I wanted to hear about "Saving the World with a CS Degree." I eagerly anticipated this talk because someone was going to tell undergraduates about the link between computing and helping people. A former student would describe his experiences with creating information technology to serve humanity. He had lived in several third world countries, worked to build a system that contributed to Tsunami reconstruction, and provided data entry skills and jobs to the formerly unemployed.
Recently Lucy came up to my neighborhood in Westchester County, New York. While we have met frequently this past year, much of our work and interaction occur over email, so I was excited about showing her around my neighborhood.
Several months ago I asked my friendly congressman whether he thought the middle of America's bell curve realizes that the U.S. ranks below average for 21 industrialized countries in math and science education.
He looked rather startled, so I went on: even when our advanced students are compared to those of 15 other countries, 11 countries outperform us and no country scores significantly below us.

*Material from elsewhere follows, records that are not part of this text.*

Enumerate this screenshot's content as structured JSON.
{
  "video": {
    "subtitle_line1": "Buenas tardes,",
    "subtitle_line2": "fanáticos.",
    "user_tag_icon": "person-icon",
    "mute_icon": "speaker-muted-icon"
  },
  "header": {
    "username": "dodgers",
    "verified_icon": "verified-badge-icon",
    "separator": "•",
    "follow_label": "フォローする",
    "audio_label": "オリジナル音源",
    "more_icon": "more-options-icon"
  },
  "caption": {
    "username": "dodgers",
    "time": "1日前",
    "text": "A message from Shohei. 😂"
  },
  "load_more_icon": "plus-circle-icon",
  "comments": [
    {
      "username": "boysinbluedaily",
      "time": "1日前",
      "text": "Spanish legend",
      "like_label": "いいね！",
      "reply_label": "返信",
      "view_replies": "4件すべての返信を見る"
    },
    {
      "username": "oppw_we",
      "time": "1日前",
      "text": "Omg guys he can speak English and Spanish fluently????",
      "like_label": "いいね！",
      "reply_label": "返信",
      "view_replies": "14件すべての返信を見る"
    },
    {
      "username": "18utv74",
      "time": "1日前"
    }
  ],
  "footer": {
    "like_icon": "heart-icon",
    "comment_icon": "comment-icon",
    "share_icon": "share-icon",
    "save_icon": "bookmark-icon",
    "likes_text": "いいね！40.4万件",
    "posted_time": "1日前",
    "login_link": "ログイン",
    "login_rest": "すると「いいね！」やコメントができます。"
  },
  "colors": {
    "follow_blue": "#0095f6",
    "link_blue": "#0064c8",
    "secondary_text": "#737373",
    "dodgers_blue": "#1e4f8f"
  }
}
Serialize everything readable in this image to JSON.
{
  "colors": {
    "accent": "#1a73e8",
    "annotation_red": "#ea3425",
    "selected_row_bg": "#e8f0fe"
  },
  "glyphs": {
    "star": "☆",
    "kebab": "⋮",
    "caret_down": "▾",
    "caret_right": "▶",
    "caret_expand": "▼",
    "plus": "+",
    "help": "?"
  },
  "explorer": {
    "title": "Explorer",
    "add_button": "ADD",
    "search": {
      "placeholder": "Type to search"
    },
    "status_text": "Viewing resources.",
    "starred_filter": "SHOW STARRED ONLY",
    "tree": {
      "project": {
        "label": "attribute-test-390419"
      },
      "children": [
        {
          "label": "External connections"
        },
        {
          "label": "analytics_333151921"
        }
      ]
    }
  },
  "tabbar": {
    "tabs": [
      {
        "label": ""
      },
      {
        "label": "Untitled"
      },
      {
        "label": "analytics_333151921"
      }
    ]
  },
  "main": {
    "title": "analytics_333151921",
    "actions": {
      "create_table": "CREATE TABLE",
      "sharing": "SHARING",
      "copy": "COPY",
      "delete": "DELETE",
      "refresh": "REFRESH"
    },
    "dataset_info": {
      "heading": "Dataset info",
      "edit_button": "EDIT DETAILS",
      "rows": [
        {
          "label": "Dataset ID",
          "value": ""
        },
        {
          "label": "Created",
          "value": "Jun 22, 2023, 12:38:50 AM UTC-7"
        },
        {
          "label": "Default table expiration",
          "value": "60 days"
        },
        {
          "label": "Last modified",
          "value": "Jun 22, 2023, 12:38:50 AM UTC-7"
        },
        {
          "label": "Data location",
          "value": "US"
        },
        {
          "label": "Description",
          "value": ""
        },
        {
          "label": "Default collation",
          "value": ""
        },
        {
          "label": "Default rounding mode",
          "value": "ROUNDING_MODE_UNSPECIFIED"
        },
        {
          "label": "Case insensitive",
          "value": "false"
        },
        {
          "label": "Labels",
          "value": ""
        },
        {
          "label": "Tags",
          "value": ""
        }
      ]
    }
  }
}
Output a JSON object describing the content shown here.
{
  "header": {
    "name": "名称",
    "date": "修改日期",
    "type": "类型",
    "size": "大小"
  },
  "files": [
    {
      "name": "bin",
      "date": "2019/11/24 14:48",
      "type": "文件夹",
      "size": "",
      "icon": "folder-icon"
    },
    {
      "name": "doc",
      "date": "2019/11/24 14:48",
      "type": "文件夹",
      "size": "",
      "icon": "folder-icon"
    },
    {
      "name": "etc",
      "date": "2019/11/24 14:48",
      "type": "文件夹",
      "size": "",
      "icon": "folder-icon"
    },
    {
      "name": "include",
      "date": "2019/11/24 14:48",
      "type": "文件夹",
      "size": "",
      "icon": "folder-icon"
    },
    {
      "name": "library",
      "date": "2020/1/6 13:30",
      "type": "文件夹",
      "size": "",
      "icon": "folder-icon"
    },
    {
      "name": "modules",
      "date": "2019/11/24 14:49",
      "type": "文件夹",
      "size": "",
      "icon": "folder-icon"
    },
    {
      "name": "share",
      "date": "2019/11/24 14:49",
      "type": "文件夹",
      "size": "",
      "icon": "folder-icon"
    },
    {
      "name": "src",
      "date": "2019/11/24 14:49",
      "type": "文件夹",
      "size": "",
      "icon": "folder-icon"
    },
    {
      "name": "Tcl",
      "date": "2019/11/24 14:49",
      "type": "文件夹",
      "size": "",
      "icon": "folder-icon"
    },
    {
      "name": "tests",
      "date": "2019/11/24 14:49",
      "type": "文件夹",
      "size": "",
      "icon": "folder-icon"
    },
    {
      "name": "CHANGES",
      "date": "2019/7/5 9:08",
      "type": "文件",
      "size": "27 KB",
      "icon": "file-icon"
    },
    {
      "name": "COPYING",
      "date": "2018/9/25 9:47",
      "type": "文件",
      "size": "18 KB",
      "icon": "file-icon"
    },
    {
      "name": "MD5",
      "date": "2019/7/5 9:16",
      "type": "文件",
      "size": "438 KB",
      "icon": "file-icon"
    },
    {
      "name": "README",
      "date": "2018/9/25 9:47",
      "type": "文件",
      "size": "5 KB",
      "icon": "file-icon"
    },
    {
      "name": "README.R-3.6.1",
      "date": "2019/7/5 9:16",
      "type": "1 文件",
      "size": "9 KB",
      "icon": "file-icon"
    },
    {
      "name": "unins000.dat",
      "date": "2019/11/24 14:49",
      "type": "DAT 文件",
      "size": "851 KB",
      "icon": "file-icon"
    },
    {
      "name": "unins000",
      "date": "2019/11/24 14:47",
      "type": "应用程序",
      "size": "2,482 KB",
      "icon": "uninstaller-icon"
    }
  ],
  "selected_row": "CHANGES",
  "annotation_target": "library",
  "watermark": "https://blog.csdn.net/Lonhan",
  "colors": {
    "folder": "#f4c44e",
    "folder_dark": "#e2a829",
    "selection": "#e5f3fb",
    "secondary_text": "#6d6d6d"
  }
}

It's not often that my husband insists on turning on the TV at a particular time. Sports events - that's about it. But he recently stumbled onto a new show Beauty and the Geek and he's become a born again TV fan. Last night, he couldn't wait until the show came on again and insisted I come watch it. We both had to giggle a lot about it, at least on the surface of things. Beautiful and seemingly dumb women. Smart and VERY GEEKY men. Men so geeky, they can't even stay in the same room with a gorgeous woman, but rather go and stand in a closet.
Lucy Sanders, CEO of NCWIT, and I spent a wonderful day in New York City in December 2005. Two things stand out in my mind about the day (before we even met on Central Park South). One, it just happened to be the coldest day of the year so far. And two, it was my son's birthday and he was surprised to learn that Mom would be spending it with Lucy, not him!
I was reminded about the wonders of technology, especially converged communications, on a recent trip to New York City. Early one morning, I boarded the train from Grand Central Station to White Plains to meet up with Kay Cioffi, President of TexZen Partners, an enterprise development and strategic marketing group. Kay is a most excellent friend of NCWIT and is helping us reach out to corporations concerning our Workforce Alliance.
A central focus of my work as Assistant Secretary of Commerce for Technology Policy during the late 1990s was preparing American workers—especially scientists, engineers and technologists—for jobs in the new economy. Today, with enormous changes afoot in the world of information technology (IT), preparing Americans to compete and win in the digital economy is even more important—and more challenging—than when I served in government.
ChicTech, an outreach program of the University of Illinois Department of Computer Science, is extending an open invitation for college women to participate in the second annual Games for Girls Programming Competition (G4G).